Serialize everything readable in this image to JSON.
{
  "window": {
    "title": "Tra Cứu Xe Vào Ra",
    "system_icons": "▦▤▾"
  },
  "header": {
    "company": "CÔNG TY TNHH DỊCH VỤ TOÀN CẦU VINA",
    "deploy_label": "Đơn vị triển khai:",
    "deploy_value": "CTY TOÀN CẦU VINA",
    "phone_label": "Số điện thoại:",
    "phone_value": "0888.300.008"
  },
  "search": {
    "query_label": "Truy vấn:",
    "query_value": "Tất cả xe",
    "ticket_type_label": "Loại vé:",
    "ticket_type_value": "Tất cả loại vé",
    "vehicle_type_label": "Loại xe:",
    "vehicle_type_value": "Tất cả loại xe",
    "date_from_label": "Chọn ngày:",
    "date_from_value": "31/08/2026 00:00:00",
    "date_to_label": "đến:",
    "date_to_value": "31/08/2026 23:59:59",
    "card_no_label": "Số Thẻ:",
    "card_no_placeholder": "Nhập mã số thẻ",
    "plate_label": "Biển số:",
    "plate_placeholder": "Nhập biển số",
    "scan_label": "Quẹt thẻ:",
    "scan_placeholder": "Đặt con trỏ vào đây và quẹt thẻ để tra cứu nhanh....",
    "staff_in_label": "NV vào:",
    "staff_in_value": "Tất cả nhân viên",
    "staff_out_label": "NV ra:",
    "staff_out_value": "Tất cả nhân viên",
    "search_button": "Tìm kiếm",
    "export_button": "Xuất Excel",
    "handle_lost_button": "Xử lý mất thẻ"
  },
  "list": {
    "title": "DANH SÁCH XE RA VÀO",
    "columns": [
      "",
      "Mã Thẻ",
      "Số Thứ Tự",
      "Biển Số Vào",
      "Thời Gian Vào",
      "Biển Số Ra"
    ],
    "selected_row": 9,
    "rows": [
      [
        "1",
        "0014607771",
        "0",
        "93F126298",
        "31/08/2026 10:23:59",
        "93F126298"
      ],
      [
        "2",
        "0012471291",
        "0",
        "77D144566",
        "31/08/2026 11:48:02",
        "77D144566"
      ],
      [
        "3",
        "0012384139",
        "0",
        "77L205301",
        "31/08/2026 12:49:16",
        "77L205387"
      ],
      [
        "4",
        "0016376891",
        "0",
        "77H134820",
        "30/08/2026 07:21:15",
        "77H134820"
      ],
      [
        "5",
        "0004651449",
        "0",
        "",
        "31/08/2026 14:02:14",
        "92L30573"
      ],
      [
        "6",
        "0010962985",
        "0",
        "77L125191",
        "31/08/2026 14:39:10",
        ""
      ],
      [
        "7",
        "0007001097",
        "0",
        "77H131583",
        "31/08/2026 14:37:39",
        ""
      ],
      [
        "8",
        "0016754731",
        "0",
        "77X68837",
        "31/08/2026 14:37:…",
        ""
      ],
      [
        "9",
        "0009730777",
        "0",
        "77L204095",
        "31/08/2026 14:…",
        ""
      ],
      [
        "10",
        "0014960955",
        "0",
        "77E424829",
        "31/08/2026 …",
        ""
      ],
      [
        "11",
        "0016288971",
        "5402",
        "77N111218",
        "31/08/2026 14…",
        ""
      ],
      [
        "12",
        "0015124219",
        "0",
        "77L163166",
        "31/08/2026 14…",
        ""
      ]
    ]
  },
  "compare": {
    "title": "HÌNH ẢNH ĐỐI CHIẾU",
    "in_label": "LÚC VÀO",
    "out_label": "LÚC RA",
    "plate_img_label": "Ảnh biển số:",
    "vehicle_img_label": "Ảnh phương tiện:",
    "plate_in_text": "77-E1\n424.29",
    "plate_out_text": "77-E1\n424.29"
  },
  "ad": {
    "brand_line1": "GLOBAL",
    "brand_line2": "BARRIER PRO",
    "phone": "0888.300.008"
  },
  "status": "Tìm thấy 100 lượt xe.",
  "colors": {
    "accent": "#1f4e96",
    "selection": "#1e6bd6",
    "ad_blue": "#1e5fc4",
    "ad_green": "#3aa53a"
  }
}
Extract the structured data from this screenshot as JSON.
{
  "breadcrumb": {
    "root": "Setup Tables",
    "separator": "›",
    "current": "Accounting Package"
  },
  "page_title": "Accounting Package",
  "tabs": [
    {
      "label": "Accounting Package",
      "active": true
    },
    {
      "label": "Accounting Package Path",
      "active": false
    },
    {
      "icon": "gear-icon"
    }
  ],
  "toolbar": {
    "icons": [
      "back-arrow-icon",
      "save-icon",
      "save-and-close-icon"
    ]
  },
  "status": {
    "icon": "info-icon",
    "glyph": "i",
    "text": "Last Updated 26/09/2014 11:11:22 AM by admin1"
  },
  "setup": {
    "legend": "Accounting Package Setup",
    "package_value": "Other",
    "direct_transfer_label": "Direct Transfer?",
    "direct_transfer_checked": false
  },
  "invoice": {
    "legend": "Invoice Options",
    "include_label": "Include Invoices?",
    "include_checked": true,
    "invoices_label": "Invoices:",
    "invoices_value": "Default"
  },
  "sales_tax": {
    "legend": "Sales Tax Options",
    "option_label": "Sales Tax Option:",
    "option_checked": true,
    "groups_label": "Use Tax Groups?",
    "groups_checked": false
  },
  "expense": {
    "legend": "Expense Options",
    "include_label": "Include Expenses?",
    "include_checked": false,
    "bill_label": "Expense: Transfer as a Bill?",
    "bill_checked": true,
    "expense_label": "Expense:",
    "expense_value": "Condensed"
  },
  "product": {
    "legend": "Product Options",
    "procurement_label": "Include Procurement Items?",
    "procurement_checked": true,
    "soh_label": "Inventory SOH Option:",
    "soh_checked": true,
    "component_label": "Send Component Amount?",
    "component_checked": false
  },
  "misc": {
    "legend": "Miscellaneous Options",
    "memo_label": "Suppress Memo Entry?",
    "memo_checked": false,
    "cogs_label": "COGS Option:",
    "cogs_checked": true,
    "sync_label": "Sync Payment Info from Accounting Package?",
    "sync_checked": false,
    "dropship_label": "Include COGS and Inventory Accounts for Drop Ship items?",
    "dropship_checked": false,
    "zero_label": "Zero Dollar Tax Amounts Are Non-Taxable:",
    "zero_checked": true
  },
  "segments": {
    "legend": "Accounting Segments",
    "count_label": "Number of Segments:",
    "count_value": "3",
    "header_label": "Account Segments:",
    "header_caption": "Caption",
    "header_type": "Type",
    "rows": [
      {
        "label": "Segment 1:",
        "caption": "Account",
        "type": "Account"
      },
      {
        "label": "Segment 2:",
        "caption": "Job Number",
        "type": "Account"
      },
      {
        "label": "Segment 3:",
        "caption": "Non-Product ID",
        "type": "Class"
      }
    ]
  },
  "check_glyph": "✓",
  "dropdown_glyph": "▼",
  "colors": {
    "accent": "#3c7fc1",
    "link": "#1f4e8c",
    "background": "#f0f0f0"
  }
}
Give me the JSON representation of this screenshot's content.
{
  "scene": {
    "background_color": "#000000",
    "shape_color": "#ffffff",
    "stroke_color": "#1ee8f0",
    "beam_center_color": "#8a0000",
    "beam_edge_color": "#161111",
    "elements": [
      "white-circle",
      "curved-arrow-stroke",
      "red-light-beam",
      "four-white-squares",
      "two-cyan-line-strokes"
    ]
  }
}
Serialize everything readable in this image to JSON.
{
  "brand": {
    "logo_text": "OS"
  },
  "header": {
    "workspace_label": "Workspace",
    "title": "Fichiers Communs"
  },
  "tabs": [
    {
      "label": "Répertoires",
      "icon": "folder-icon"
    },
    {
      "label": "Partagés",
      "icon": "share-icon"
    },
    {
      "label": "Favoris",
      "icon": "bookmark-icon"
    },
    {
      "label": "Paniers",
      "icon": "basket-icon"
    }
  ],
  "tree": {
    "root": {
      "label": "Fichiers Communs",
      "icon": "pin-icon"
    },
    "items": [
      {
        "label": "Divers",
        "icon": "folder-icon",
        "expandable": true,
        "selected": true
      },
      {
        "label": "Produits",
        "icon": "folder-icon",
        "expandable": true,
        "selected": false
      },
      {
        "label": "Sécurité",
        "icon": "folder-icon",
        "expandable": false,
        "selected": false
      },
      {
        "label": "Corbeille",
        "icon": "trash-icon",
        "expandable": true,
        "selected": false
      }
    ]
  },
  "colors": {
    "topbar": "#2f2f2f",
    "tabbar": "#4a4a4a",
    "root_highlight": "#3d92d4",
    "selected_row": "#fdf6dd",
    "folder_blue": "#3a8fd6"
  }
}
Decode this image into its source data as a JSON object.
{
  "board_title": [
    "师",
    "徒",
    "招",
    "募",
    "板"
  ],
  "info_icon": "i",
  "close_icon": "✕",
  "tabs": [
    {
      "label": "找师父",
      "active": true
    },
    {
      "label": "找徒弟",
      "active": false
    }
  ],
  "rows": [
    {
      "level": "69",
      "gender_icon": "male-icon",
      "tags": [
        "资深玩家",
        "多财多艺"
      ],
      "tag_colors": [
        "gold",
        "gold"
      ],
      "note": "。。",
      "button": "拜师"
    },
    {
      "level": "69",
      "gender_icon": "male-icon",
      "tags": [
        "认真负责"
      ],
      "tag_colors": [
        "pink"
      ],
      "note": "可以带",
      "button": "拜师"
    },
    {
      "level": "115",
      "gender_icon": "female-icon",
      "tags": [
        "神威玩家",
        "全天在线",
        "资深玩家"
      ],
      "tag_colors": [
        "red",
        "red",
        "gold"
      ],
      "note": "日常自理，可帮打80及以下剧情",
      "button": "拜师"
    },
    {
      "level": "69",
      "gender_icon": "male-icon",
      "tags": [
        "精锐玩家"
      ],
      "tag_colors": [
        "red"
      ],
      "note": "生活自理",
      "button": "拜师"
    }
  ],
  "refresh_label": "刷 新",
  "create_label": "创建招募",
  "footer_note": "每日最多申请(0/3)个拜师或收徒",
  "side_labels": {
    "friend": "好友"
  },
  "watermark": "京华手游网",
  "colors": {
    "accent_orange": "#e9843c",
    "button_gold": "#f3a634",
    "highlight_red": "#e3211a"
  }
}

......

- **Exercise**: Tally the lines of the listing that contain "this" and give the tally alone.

- **Task response**: 5